## Data in this exercise
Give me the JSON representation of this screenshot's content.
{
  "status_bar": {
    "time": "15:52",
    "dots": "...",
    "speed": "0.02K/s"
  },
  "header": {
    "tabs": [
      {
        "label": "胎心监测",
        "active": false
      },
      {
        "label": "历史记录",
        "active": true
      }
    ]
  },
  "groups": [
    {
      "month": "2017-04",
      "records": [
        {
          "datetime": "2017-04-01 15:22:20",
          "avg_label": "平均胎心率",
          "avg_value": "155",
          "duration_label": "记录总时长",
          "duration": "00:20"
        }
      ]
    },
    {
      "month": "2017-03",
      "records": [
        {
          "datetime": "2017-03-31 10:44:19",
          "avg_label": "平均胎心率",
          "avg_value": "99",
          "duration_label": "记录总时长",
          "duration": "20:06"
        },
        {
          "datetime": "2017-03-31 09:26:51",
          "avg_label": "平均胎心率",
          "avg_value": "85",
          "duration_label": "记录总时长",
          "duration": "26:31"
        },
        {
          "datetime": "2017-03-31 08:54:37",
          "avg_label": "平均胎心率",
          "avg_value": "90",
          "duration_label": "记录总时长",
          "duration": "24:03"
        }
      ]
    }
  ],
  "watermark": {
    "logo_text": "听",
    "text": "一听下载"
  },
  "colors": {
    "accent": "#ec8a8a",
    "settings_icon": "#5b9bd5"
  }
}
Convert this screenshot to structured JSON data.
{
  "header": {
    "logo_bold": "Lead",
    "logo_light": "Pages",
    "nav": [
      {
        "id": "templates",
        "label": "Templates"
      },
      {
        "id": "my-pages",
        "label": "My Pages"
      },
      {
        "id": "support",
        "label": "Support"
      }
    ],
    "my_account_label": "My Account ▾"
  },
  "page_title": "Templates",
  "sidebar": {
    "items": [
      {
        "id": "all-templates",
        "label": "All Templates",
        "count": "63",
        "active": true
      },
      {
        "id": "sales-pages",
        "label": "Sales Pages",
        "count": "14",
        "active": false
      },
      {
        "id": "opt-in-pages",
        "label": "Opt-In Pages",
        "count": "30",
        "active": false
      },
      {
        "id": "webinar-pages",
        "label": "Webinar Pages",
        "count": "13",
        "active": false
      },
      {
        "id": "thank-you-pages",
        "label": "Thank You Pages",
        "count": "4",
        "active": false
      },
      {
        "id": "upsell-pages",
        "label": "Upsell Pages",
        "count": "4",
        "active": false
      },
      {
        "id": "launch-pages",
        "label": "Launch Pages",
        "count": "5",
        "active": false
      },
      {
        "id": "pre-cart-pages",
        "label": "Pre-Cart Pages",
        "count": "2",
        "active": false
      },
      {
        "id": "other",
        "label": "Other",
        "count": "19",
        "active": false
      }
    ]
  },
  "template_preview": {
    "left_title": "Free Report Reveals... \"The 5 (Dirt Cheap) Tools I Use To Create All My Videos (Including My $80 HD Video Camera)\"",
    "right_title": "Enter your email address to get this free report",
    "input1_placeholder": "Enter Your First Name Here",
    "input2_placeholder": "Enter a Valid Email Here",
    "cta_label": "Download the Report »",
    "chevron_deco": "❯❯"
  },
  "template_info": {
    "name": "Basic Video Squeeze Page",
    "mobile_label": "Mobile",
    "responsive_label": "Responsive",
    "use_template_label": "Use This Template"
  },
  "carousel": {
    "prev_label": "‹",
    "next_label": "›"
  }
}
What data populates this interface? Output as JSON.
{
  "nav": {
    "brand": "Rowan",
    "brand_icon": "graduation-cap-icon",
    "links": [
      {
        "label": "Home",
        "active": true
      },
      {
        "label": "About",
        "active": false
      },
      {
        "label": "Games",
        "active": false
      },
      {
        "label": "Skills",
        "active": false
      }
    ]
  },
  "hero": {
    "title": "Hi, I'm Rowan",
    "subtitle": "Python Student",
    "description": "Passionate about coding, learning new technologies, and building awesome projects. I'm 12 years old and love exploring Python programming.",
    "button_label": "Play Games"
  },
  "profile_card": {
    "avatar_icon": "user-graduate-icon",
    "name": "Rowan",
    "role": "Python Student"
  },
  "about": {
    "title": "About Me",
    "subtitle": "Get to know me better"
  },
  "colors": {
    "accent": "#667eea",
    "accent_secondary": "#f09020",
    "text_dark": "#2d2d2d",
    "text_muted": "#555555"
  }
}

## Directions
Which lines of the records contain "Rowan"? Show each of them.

## Result
    "brand": "Rowan",
    "title": "Hi, I'm Rowan",
    "name": "Rowan",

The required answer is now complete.